"The first Derby I saw was 1917, which Omar Khayyam won. I sat on the top of a paddock shed. At one time or other I've sat just about everywhere at the Derby.
"Around that time, there was only about two places still racing in America, Kentucky and Maryland. Old Hughes was on the Supreme Court, and they had just about thrown racing out. It was so bad my father had to breed some of his thoroughbreds to make work horses out of them.

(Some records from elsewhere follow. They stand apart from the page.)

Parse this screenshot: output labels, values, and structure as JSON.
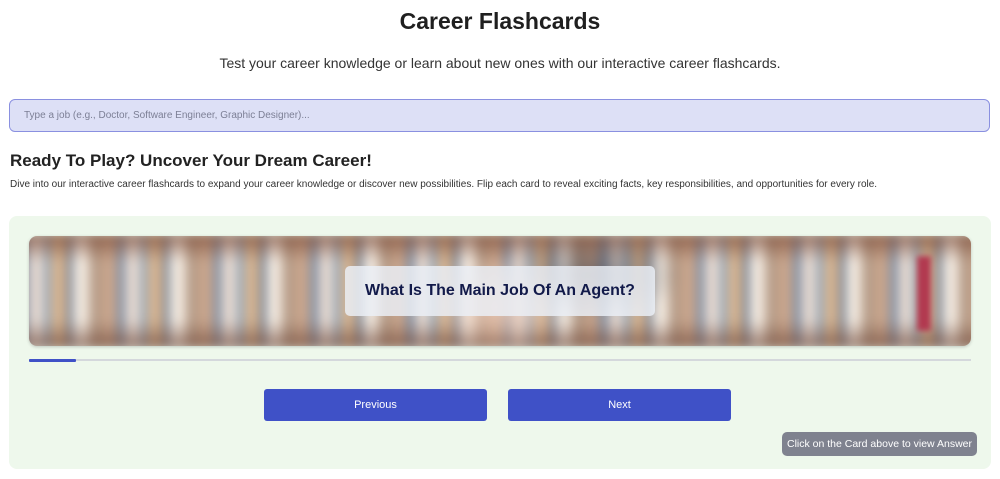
{
  "header": {
    "title": "Career Flashcards",
    "subtitle": "Test your career knowledge or learn about new ones with our interactive career flashcards."
  },
  "search": {
    "placeholder": "Type a job (e.g., Doctor, Software Engineer, Graphic Designer)...",
    "value": ""
  },
  "intro": {
    "heading": "Ready To Play? Uncover Your Dream Career!",
    "description": "Dive into our interactive career flashcards to expand your career knowledge or discover new possibilities. Flip each card to reveal exciting facts, key responsibilities, and opportunities for every role."
  },
  "flashcard": {
    "question": "What Is The Main Job Of An Agent?",
    "progress_fraction": 0.05
  },
  "controls": {
    "previous_label": "Previous",
    "next_label": "Next",
    "hint": "Click on the Card above to view Answer"
  },
  "colors": {
    "accent": "#3f51c7",
    "panel_bg": "#eef8ec",
    "search_bg": "#dde0f6",
    "question_text": "#121a4a",
    "hint_bg": "#7f828f"
  }
}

"We ran mostly out of the country: Mexico, Cuba, Canada in the summer. We were running some horses at Juarez when Pancho Villa took the town. They shipped me north across the river when they heard he was coming, but I came right back. I can still remember all the dead Mexicans laying in the streets. Pancho Villa's men came out to the racetrack and they were taking all the black horses. I guess they figured to make a black-horse escadrille. The best horse my father had was named Lemon Joe, and he was black. So Dad wrapped an old sack filled with mud around one of his legs and then bandaged it over, so that Lemon Joe appeared to have a bad limp. So they left him and took his saddle.
"The Derby was very important, even then. It was especially big in the Midwest. A lot of the crowd was down from Chicago. Of course, by the same token, I can remember my father planning all summer to go into the Sioux City Derby. We considered that a very important race.
"My father was raised up there in the cow country of Missouri, but all he ever wanted was horses. I was galloping horses when I was nine years old. It became a way of life, horses, you might say. My father was a natural at it, but he was a peculiar fellow. I never in all my life ever saw him cleaning out a stall or working on a bad leg, things like that. As I say, he was just a natural at it.
"I never imagined we would ever get to a Derby, much less win one. The thing is, you must set up stepping-stones to it. And I like to run a horse before a big crowd. It's a psychological thing. Many horses are not ready for the big Derby crowd. And, of course, many horses are overready. The trainers don't leave a race in them. I'm trying to remember now, but I can't think of one horse we ever ran in the Derby that didn't run at least as well as we expected. And the ones you don't expect to win are probably the most satisfying—Lawrin, Ponder, Iron Liege.
"But I would have to say that Citation was the most exciting, because we ran one-two, which hadn't been done since Colonel Bradley, and not since, either. There was a personal satisfaction too, because I had Citation myself out East while my father had Coaltown. Coaltown was kind of a sickly horse as a 2-year-old. I thought he was dying one time in Chicago, but he got good in the winter in Florida, and then he started breaking records and was undefeated coming into the Derby while Citation had two losses.
"But you could explain both those losses. As a 2-year-old, our filly Bewitched beat him. I believe at that moment she was ground up a little finer, and I told the jockeys I didn't want the horses beat up. Then a few weeks before the Derby, Saggy beat him in the mud up at Havre de Grace. Now I don't want to take anything away from Saggy—he comes from a good mud family—but that was a phony race. It was the first time Arcaro rode Citation, and I told him, 'Eddie, don't thump him and bump him all around. I want to keep the flesh on him.' This was one of those stepping-stones I mentioned to you. And he got caught on the outside of some horse—I can't remember his name but it had five letters—and by the time he got clear it was too late to go after Saggy without whipping him all up.
"But these losses are why a lot of the Kentucky people couldn't understand why we were even bringing Citation in. They said, 'Jimmy, all's you gonna see is that little brown horse's behind.' I said, 'Well, you can call me an imbecile if that happens.'
"But I'll tell you, that talk scared Arcaro. He had chosen the wrong horse in an entry for the Derby once before, the time he took Devil Diver and runs out and Shut Out wins it. Arcaro had just recently got on Citation, too. Albert Snider had been riding him, and Citation ran just like greased lightning for him, but, unfortunately, after he wins the Flamingo, Snider goes fishing in the Keys and a storm blows up and drowns him.